• **EXERCISE DIRECTIONS**
Copy out each line of the listing below where the string "true" appears.

• **SUPPLIED DATA**
__________________________________________________

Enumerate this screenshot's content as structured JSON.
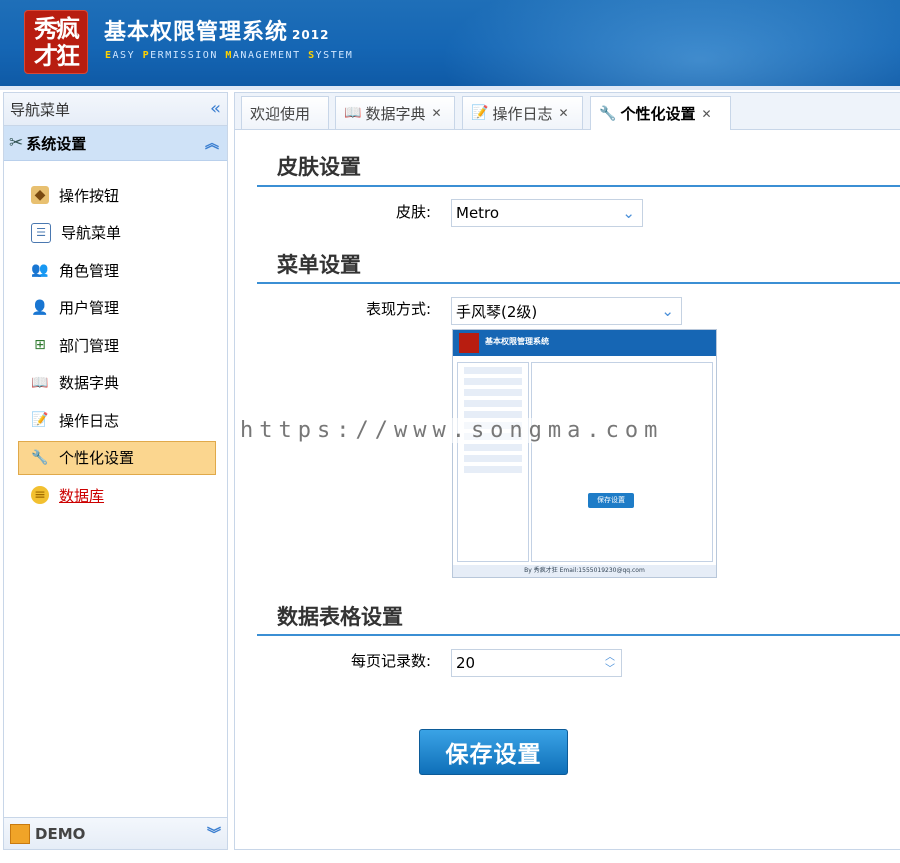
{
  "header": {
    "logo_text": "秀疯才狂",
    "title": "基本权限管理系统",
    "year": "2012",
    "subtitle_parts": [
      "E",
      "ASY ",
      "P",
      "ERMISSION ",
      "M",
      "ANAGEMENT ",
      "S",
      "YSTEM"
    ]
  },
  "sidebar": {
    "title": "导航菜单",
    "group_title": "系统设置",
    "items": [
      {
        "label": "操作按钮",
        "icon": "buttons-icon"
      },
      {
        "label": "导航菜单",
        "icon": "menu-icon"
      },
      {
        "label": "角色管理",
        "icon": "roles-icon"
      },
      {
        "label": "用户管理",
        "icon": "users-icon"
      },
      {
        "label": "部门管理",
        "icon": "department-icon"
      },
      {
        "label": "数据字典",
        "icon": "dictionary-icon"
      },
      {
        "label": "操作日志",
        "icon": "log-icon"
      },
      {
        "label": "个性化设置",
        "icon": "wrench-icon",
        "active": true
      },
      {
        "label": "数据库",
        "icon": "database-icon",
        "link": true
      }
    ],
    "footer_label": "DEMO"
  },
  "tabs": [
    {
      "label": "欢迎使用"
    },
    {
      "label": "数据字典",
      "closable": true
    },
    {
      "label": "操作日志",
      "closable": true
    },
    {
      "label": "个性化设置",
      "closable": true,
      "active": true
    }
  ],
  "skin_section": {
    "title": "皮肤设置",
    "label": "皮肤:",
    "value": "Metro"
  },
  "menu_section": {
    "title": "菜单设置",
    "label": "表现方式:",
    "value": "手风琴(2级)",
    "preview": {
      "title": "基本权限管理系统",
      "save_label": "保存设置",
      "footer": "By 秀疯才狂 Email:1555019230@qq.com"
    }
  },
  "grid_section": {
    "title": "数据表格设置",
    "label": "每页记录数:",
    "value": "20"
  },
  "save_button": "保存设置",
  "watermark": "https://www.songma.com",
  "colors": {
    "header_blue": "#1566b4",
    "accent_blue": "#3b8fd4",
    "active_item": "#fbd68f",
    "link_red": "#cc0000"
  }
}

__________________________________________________

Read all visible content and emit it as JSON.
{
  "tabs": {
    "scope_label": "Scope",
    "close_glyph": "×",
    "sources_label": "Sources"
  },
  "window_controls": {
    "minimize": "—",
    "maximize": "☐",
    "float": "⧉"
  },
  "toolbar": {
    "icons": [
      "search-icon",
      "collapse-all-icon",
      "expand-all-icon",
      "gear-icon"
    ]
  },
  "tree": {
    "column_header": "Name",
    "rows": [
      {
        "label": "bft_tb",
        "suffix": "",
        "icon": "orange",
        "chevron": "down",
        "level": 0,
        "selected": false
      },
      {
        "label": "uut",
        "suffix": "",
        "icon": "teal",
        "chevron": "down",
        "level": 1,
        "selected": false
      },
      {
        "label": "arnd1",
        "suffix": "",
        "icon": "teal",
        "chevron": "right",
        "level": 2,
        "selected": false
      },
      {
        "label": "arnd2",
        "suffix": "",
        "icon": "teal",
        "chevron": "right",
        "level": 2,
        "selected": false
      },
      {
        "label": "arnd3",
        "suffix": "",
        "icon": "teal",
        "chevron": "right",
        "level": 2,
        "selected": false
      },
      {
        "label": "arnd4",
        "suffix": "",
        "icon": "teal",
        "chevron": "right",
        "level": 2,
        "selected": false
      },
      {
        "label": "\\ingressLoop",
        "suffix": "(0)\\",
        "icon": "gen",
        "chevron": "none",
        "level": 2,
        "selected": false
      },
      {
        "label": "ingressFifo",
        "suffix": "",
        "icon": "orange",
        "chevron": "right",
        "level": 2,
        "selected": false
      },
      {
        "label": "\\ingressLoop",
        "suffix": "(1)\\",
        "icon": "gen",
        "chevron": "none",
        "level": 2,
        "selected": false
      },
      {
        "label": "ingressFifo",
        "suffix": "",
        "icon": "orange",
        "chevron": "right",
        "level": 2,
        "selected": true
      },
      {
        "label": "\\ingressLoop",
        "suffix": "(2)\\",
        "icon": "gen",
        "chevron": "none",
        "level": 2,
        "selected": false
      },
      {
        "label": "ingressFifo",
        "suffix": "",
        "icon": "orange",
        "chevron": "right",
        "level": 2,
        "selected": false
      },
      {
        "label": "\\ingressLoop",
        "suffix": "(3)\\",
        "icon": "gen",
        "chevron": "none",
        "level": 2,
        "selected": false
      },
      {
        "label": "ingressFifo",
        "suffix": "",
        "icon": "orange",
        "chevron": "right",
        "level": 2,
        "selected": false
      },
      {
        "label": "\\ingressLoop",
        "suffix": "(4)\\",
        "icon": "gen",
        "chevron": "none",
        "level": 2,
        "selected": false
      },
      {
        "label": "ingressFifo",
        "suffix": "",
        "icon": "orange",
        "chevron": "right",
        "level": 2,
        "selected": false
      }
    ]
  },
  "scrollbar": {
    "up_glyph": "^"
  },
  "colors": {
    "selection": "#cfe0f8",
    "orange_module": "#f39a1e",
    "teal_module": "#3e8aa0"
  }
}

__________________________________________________

• **REPLY**
        "active": true
        "link": true
      "closable": true
      "closable": true
      "closable": true,
      "active": true
        "selected": true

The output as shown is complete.